A Silent Cry for Dark Skies
Many of us live in a world of urban constellations, unable to see the stellar constellations a moderately dark sky would provide. We should ask ourselves whether this is the legacy we wish to leave our children. The dark sky is a natural resource that should be protected. The ongoing loss of a dark night sky for much of the worldвЂ™s population is a growing, serious issue that impacts not only astronomical research, but also human health, ecology and ecosystems, safety and security, and energy conservation. Up to $10 billion dollars is wasted each year in the United States by lighting up the underbellies of birds and clouds.1,2 According to the United Nations, 2008 will be the first year in which 3.3 billion people, over half of the world's population, will live in cities.3 With the growth of large cities in Africa and Asia, the number of people living in cities could climb to 5 billion by 2030. As cities grow, so does their impact on the global environment.
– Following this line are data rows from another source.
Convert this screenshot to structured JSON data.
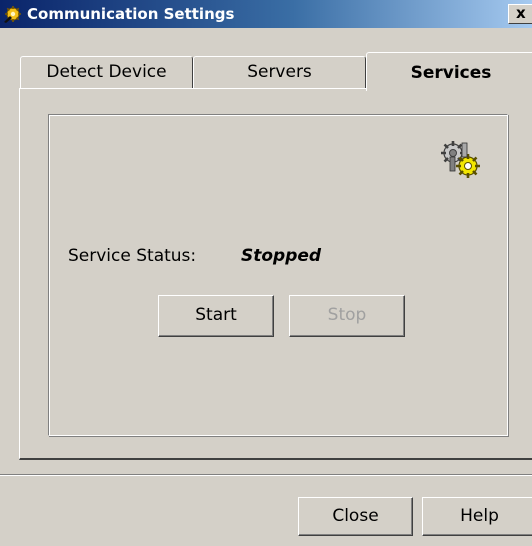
{
  "window": {
    "title": "Communication Settings",
    "close_glyph": "x",
    "title_icon": "app-gear-hand-icon"
  },
  "tabs": [
    {
      "label": "Detect Device",
      "selected": false
    },
    {
      "label": "Servers",
      "selected": false
    },
    {
      "label": "Services",
      "selected": true
    }
  ],
  "services": {
    "icon": "gears-icon",
    "status_label": "Service Status:",
    "status_value": "Stopped",
    "start_label": "Start",
    "stop_label": "Stop",
    "stop_disabled": true
  },
  "footer": {
    "close_label": "Close",
    "help_label": "Help"
  },
  "colors": {
    "face": "#d4d0c8",
    "title_start": "#0a246a",
    "title_end": "#a6caf0",
    "disabled_text": "#a0a0a0"
  }
}
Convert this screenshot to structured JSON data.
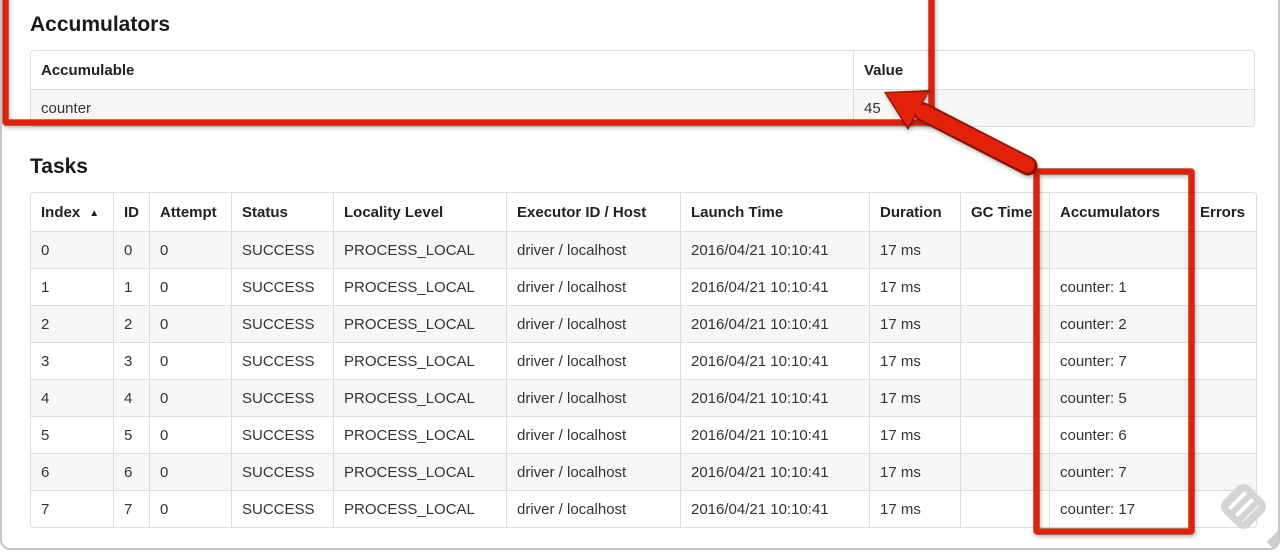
{
  "annotation": {
    "color": "#e32109",
    "outline": "#8c0f02"
  },
  "watermark_name": "skitch-badge",
  "accumulators": {
    "title": "Accumulators",
    "headers": {
      "accumulable": "Accumulable",
      "value": "Value"
    },
    "rows": [
      {
        "accumulable": "counter",
        "value": "45"
      }
    ]
  },
  "tasks": {
    "title": "Tasks",
    "sort_icon": "▲",
    "headers": [
      "Index",
      "ID",
      "Attempt",
      "Status",
      "Locality Level",
      "Executor ID / Host",
      "Launch Time",
      "Duration",
      "GC Time",
      "Accumulators",
      "Errors"
    ],
    "rows": [
      {
        "index": "0",
        "id": "0",
        "attempt": "0",
        "status": "SUCCESS",
        "locality": "PROCESS_LOCAL",
        "executor": "driver / localhost",
        "launch": "2016/04/21 10:10:41",
        "duration": "17 ms",
        "gc": "",
        "accumulators": "",
        "errors": ""
      },
      {
        "index": "1",
        "id": "1",
        "attempt": "0",
        "status": "SUCCESS",
        "locality": "PROCESS_LOCAL",
        "executor": "driver / localhost",
        "launch": "2016/04/21 10:10:41",
        "duration": "17 ms",
        "gc": "",
        "accumulators": "counter: 1",
        "errors": ""
      },
      {
        "index": "2",
        "id": "2",
        "attempt": "0",
        "status": "SUCCESS",
        "locality": "PROCESS_LOCAL",
        "executor": "driver / localhost",
        "launch": "2016/04/21 10:10:41",
        "duration": "17 ms",
        "gc": "",
        "accumulators": "counter: 2",
        "errors": ""
      },
      {
        "index": "3",
        "id": "3",
        "attempt": "0",
        "status": "SUCCESS",
        "locality": "PROCESS_LOCAL",
        "executor": "driver / localhost",
        "launch": "2016/04/21 10:10:41",
        "duration": "17 ms",
        "gc": "",
        "accumulators": "counter: 7",
        "errors": ""
      },
      {
        "index": "4",
        "id": "4",
        "attempt": "0",
        "status": "SUCCESS",
        "locality": "PROCESS_LOCAL",
        "executor": "driver / localhost",
        "launch": "2016/04/21 10:10:41",
        "duration": "17 ms",
        "gc": "",
        "accumulators": "counter: 5",
        "errors": ""
      },
      {
        "index": "5",
        "id": "5",
        "attempt": "0",
        "status": "SUCCESS",
        "locality": "PROCESS_LOCAL",
        "executor": "driver / localhost",
        "launch": "2016/04/21 10:10:41",
        "duration": "17 ms",
        "gc": "",
        "accumulators": "counter: 6",
        "errors": ""
      },
      {
        "index": "6",
        "id": "6",
        "attempt": "0",
        "status": "SUCCESS",
        "locality": "PROCESS_LOCAL",
        "executor": "driver / localhost",
        "launch": "2016/04/21 10:10:41",
        "duration": "17 ms",
        "gc": "",
        "accumulators": "counter: 7",
        "errors": ""
      },
      {
        "index": "7",
        "id": "7",
        "attempt": "0",
        "status": "SUCCESS",
        "locality": "PROCESS_LOCAL",
        "executor": "driver / localhost",
        "launch": "2016/04/21 10:10:41",
        "duration": "17 ms",
        "gc": "",
        "accumulators": "counter: 17",
        "errors": ""
      }
    ]
  }
}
In particular, light pollution has a negative influence on a variety of animals and plants in a variety of ways. It has been shown to disorient animals. Light pollution affects mating, alters predator-prey behavior, confuses migration, and influences animal physiology. Effects have been observed over a full range of taxonomic groups, including birds, reptiles, mammals, amphibians, fishes, invertebrates, and plants. Here in particular we will discuss the effects of nighttime artificial lighting on sea turtles, birds, frogs, salamanders, insects, plants and fish.
Frogs and Salamanders
Insects, Plants, and Fish
A Global Problem with a Local Solution: The GLOBE at Night Programs
Activity 1: Your Students as Citizen Scientists
Activity 2: Demonstrating Light Pollution and Shielding